The following article first appeared in Baltimore citybizlist on Jan 23, 2017:

Q&A with Caroline Moore, CEO of Ekistics a Baltimore-based development firm with deep expertise in urban infill and adaptive re-use projects and the lead developer of the State Center mixed use development project in Baltimore, Maryland.


Q: What exactly is State Center?
State Center is a major State employment center with the largest concentration of State agencies in Maryland employing over 3,000 people. The bridge between Midtown and West Baltimore in the heart of the Cultural Arts District, the land sits adjacent to University of Baltimore and the Maryland Institute College of Art.


Built originally in the 50’s and 60’s, it’sunfortunately now an isolated fortress of asphalt and obsolete buildings that divides and weakens the surrounding nineneighborhoods. It is a run-down, rat infested space that was in dire need for an update 10 years ago and provides deplorable working conditions for the state workers who are currently stationed there. It is a constant drain of taxpayer money, its condition is a total liability, and it is an inhuman work facility for our State workers.


Q: As the Developer, what is your plan for the space?


Our goal is, at its core, to breathe new life into this long neglected district and community.
The plan brings new, efficient state and private offices, residentialunits,a grocery store, a school, parking and retail to the area. The underpinnings of the project are financially sound and would reduce the State’s current wasteful spending on their poorly maintained campus. Most importantly, this would spur substantial investment in more private development with retail, residential and offices catering to the healthcare, education and tech innovation sectors that are the driving force behind economic growth here in Maryland.


The redevelopment project would enrich and unite these communities providing state of the art facilities, new jobs, amenities and economic opportunity.


Q: What is the current status of the project?


The project is shovel-ready and if given the green light we could begin construction in a mere 60 days. We could, almost overnight, create over 20,000 new jobs in our community. And finally, after all this time, we could bring life back to a central yet desolate area of our city.


That said, after ten years of planning and approvals, support and excitement from the community, and sign off from two state administrations, the project was irrationally rejected by the Board of Public Works last month, led by Governor Hogan.


This community should not have to wait another decade to get the job opportunities, safe working space, and new vibrant community amenities it desperately needs.Not to mention, The State identified deplorable working conditions for State workers at State Center in 2005 and 12 years later, the conditions have worsened. The State should be held accountable to their negligence delivered on account of petty politics and personal whims.


Q: At the Board of Public Works meeting, Gov. Hogan announced his plan to fast track a study for an arena. Would that be a viable option for State Center?


The arena idea is a risky gamble that is at best 10years off in the future with no plan or team associated with it. State Center is a real, fully baked, plan with real, long term jobs that can start right now.
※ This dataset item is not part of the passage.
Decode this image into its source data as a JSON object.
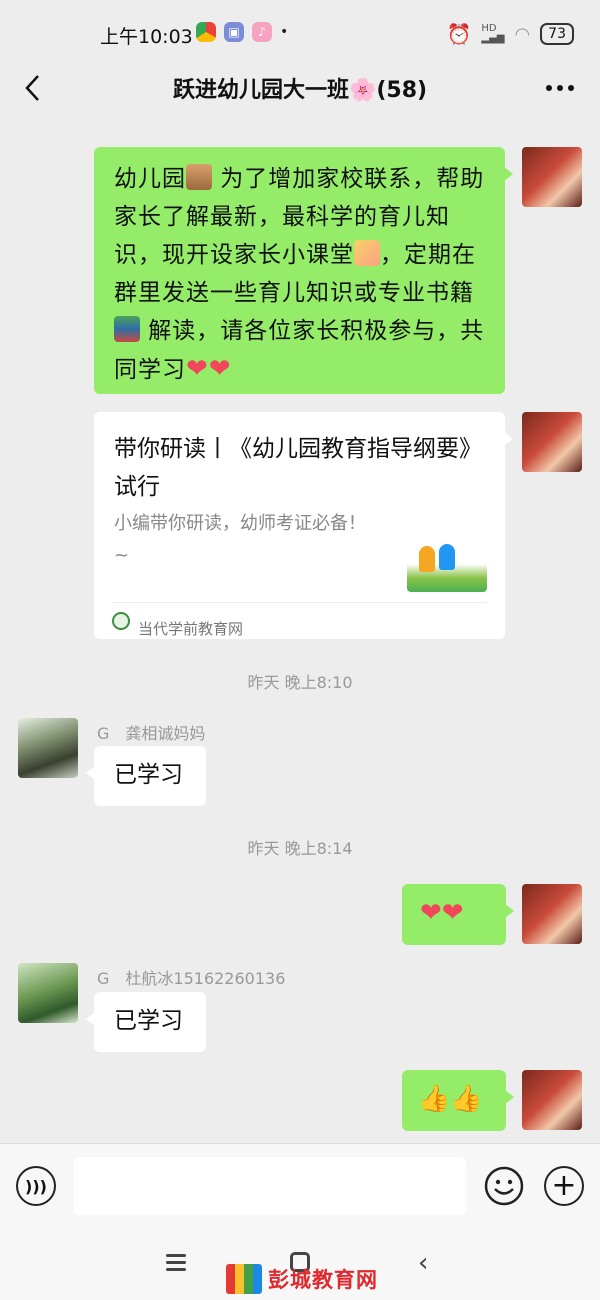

We cannot wait 10years for a “maybe.” The last thing we need is an arena to further divide the surrounding communities and create more dead space of blank walls and endless traffic congestion.


Q: Does redeveloping make sense, fiscally, for the state?


This is the classic paint by numbers Public Private Partnership that leverages private investments for the public good, creating a win for the community, for the economy, for the city and the state.
Monetarily, the State will only invest $1.5m/year more in the form of rental payments for new offices in a mixed-use private development than what they currently spend wastefully in a dilapidated liability. And not only that, but that cost would be offset by a 7% profit share with the State of Maryland on everything developed on the land...


If you include the benefit of all the additional taxes paid in the public profit calculus—the State’s own analysis showed it was a pure economic boon to both the State and the City.


Q: What does this all mean for businesses in Baltimore?


More than anything, it raises a major concern: If the Governor of the State of Maryland can rescind contracts at will with private parties that have followed exactly what the State initiated and asked for - then we should expect our bond rating to suffer as a result of the lack of confidence anyone can put in the State doing what it says it will do.


Q: Are you still anticipating the possibility that you will develop the property?


The short answer is, yes. Our goal is to help the West Baltimore community move forward with a development that will enhance life for the neighborhood: this means new jobs, new shops, a grocery store, a school, and new opportunity.


For more information and live updates, follow State Center on Twitter and Facebook.
Caroline G. Moore, CEO of Ekistics, has over 30 years of experience in public-private partnerships and mixed-use developments and is leading the effort to save State Center.

Melissa Heuer